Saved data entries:
Content starts

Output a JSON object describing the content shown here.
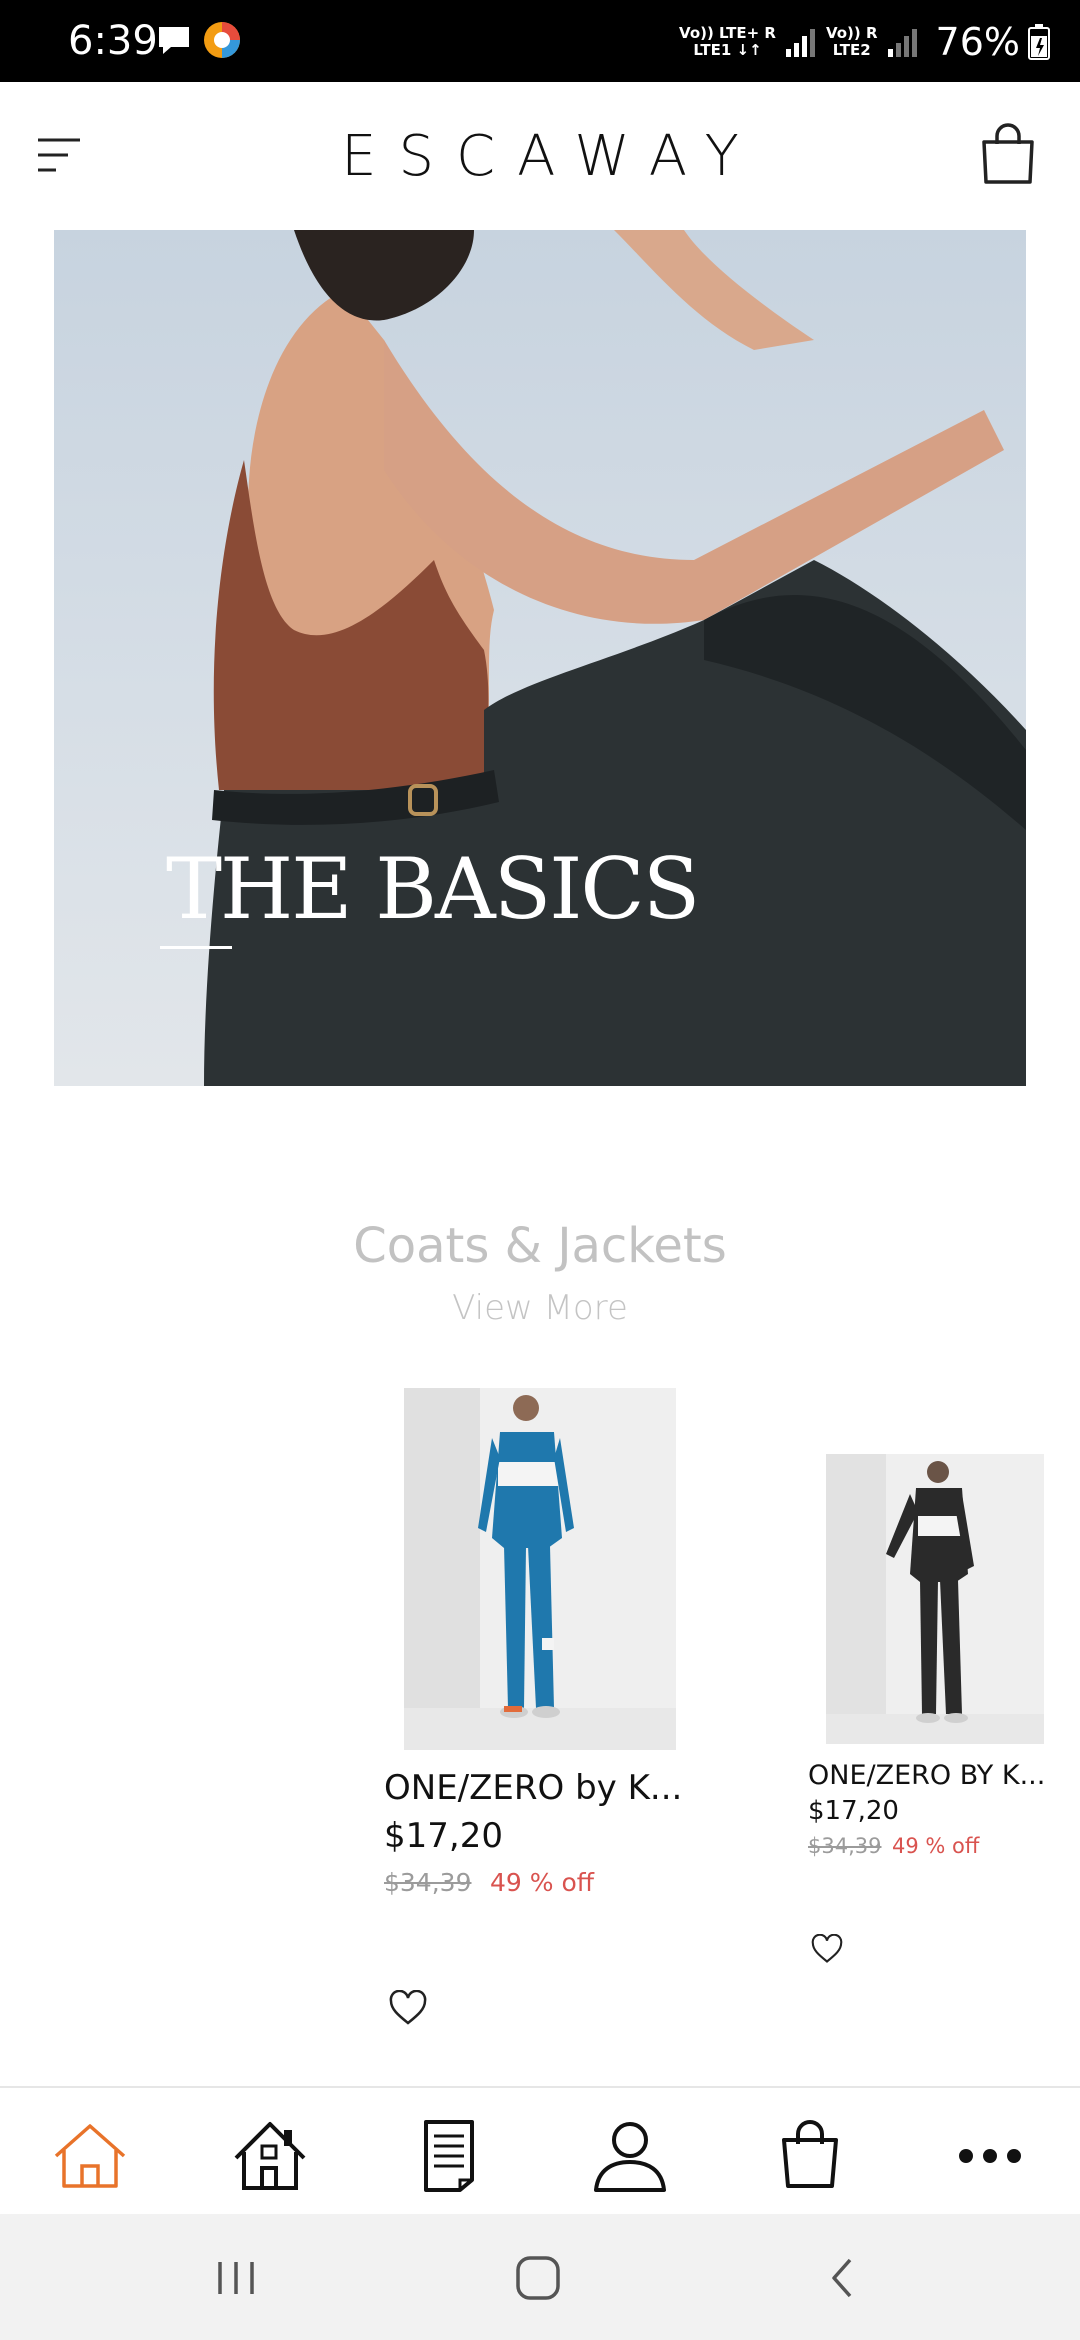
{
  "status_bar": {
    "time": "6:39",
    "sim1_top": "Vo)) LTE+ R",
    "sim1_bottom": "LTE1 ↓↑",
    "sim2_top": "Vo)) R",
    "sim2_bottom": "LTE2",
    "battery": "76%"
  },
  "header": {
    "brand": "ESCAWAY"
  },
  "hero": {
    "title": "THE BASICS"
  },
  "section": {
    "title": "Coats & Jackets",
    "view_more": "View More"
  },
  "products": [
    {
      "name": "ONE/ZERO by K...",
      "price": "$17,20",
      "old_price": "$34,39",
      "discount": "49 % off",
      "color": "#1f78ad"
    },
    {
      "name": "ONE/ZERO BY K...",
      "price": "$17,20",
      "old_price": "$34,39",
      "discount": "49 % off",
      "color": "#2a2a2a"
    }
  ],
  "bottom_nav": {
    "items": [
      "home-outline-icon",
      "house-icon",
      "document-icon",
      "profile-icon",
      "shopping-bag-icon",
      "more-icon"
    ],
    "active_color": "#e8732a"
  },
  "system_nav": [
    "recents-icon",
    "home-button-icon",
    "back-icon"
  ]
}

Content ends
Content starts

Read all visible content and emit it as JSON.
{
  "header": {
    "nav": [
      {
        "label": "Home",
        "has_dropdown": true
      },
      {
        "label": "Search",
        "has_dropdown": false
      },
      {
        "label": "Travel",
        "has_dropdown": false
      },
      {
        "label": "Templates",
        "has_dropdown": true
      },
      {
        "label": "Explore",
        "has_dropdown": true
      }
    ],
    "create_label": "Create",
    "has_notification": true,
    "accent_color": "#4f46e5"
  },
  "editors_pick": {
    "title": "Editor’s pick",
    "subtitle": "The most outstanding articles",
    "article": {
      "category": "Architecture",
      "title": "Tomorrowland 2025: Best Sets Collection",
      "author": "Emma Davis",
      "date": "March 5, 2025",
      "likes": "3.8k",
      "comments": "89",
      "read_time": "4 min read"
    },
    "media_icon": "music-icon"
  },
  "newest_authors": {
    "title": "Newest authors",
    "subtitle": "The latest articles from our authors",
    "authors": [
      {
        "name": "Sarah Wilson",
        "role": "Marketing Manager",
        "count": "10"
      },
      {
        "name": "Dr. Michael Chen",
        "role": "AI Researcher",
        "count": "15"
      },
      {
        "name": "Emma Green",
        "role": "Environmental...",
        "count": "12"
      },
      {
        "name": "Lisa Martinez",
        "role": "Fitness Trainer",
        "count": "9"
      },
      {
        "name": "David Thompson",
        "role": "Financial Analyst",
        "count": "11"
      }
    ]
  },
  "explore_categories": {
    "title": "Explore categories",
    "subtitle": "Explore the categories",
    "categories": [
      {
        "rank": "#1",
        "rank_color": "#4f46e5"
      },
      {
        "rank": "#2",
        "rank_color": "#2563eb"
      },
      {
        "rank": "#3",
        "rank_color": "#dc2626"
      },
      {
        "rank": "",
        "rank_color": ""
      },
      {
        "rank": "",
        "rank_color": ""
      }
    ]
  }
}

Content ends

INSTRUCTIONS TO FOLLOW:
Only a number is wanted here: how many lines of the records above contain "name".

WRITTEN ANSWER:
7